There is also the larger message, like many other Doctor messages, that we’d do well to not be so quick to judge someone. This is reinforced with the phone call Clara receives at the end of the episode. We are already shocked that the Doctor is having a harder time than before with adjusting to his new body, then he leaves Clara, TWICE! But then, when we approach the end of the episode and are ready to pass judgement, reconnect to social media free of the fear of spoilers, and we see the phone call. A man who has experienced so much more than we will ever know, asks Clara to help him. Then he asks her to really look at him. How heart wrenching! Can you imagine living and saving people for so many centuries and not feel like your one true friend is even looking at you?

That might actually sound familiar to some people. Not the living for centuries, obviously. Far too many people feel invisible to those around them. And, sadly, when they are finally noticed, it is in a moment of personal weakness, where they need help, and they are labeled something horrible and demoralizing.

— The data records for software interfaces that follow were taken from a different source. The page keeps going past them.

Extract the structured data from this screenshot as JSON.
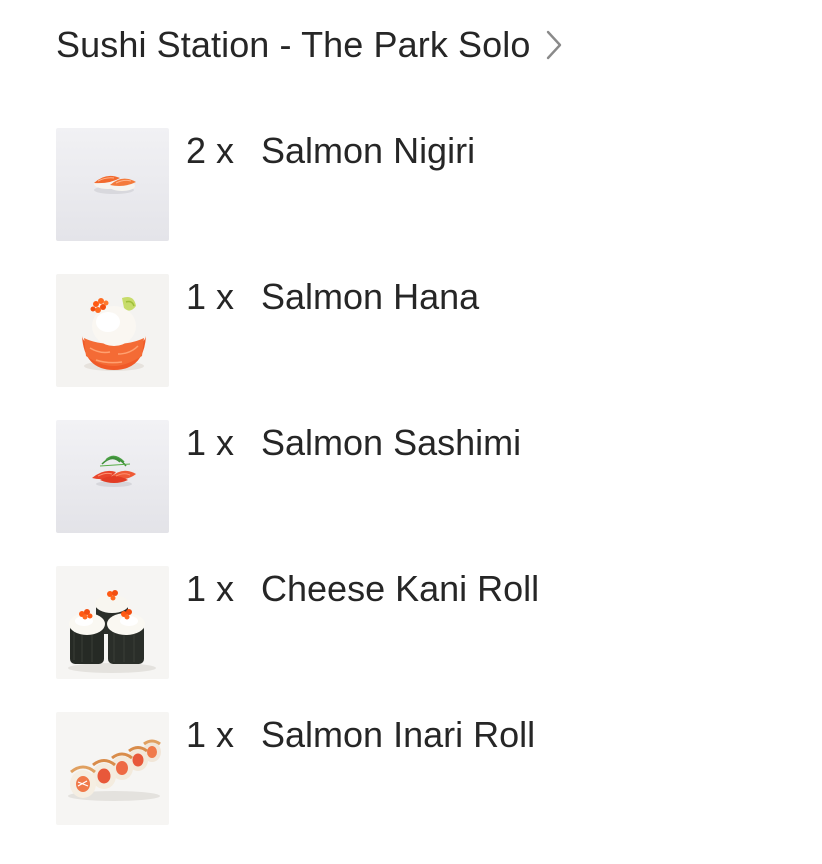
{
  "store": {
    "name": "Sushi Station - The Park Solo",
    "chevron_icon": "chevron-right-icon"
  },
  "items": [
    {
      "qty": "2 x",
      "name": "Salmon Nigiri",
      "thumb": "salmon-nigiri-image"
    },
    {
      "qty": "1 x",
      "name": "Salmon Hana",
      "thumb": "salmon-hana-image"
    },
    {
      "qty": "1 x",
      "name": "Salmon Sashimi",
      "thumb": "salmon-sashimi-image"
    },
    {
      "qty": "1 x",
      "name": "Cheese Kani Roll",
      "thumb": "cheese-kani-roll-image"
    },
    {
      "qty": "1 x",
      "name": "Salmon Inari Roll",
      "thumb": "salmon-inari-roll-image"
    }
  ]
}
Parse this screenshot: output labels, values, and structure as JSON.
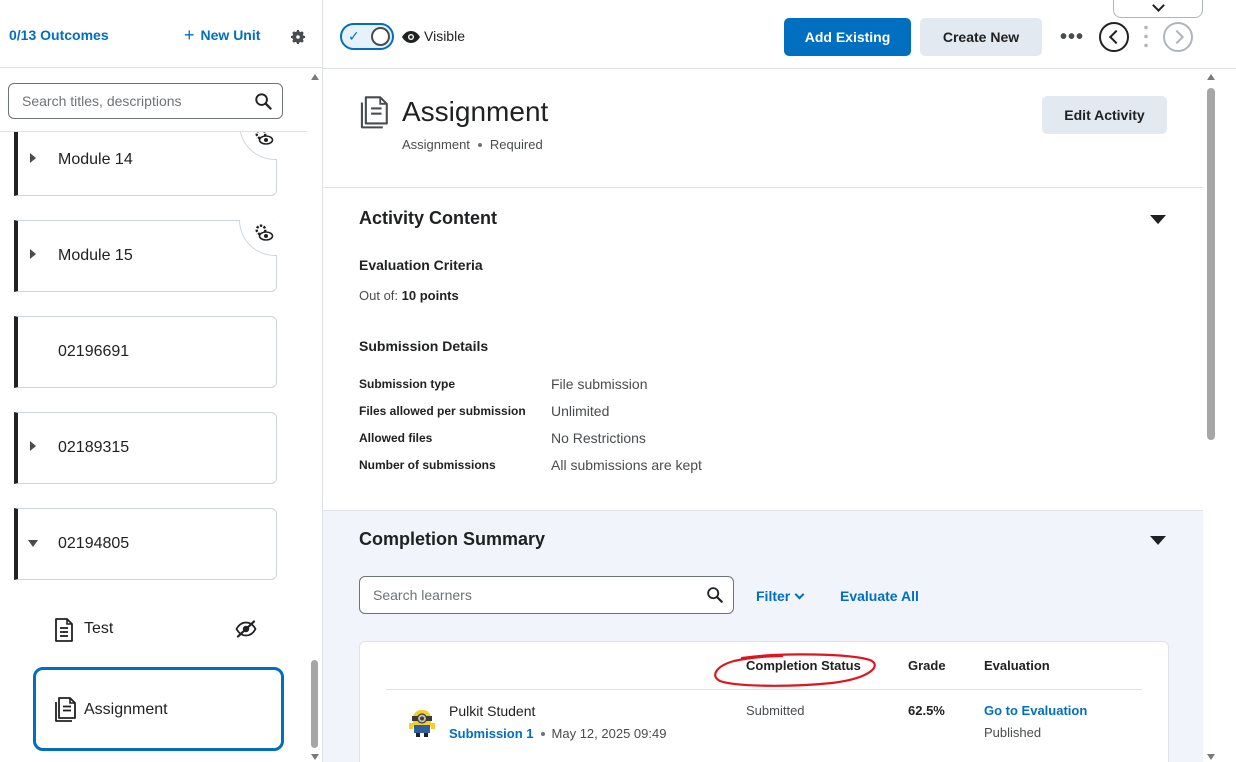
{
  "sidebar": {
    "outcomes_link": "0/13 Outcomes",
    "new_unit_label": "New Unit",
    "search_placeholder": "Search titles, descriptions",
    "units": [
      {
        "label": "Module 14",
        "expanded": false,
        "icon": "settings-eye-icon"
      },
      {
        "label": "Module 15",
        "expanded": false,
        "icon": "settings-eye-icon"
      },
      {
        "label": "02196691",
        "expanded": null
      },
      {
        "label": "02189315",
        "expanded": false
      },
      {
        "label": "02194805",
        "expanded": true
      }
    ],
    "topics": [
      {
        "label": "Test",
        "hidden": true
      },
      {
        "label": "Assignment",
        "selected": true
      }
    ]
  },
  "topbar": {
    "visibility_label": "Visible",
    "add_existing": "Add Existing",
    "create_new": "Create New",
    "more": "•••"
  },
  "activity": {
    "title": "Assignment",
    "type": "Assignment",
    "requirement": "Required",
    "edit_button": "Edit Activity",
    "content_section_title": "Activity Content",
    "evaluation_criteria_title": "Evaluation Criteria",
    "out_of_label": "Out of:",
    "out_of_value": "10 points",
    "submission_details_title": "Submission Details",
    "details": [
      {
        "key": "Submission type",
        "value": "File submission"
      },
      {
        "key": "Files allowed per submission",
        "value": "Unlimited"
      },
      {
        "key": "Allowed files",
        "value": "No Restrictions"
      },
      {
        "key": "Number of submissions",
        "value": "All submissions are kept"
      }
    ]
  },
  "completion": {
    "title": "Completion Summary",
    "search_placeholder": "Search learners",
    "filter_label": "Filter",
    "evaluate_all": "Evaluate All",
    "columns": {
      "status": "Completion Status",
      "grade": "Grade",
      "evaluation": "Evaluation"
    },
    "rows": [
      {
        "name": "Pulkit Student",
        "submission": "Submission 1",
        "date": "May 12, 2025 09:49",
        "status": "Submitted",
        "grade": "62.5%",
        "evaluation_link": "Go to Evaluation",
        "evaluation_state": "Published"
      }
    ]
  },
  "colors": {
    "brand_blue": "#006fbf",
    "annotation_red": "#e0141e"
  }
}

As a writer, I have decided to address certain topics as often as I can. One of those topics, is the problem of the bully. I believe everyone has experienced at least one instance where they were on the receiving end of malicious and/or inconsiderate comments or actions. Regardless of whether you have been the victim of only one or a thousand taunts, you know the sting of it. And yet it continues to happen with each generation. My children are too young to watch Doctor Who. As my wife says, “It is too scary.” My immediate response was half joking and half serious. I said, “I am okay with it being scary. When they are old enough to handle it, they will know it is scary, but will also know something far more important. They will know the Doctor is always there to make it right.” This is the message of Doctor Who. It is a message of hope. Everyone will experience pain throughout life. But there is always something to hope for. And there is never a reason to judge someone else because you don’t know what they have been through. I am excited the Doctor is back and thrilled to see the writers are right back into showing us how to be better people. I do long for the day when we hear more stories of courage and hope than we do of strife and turmoil.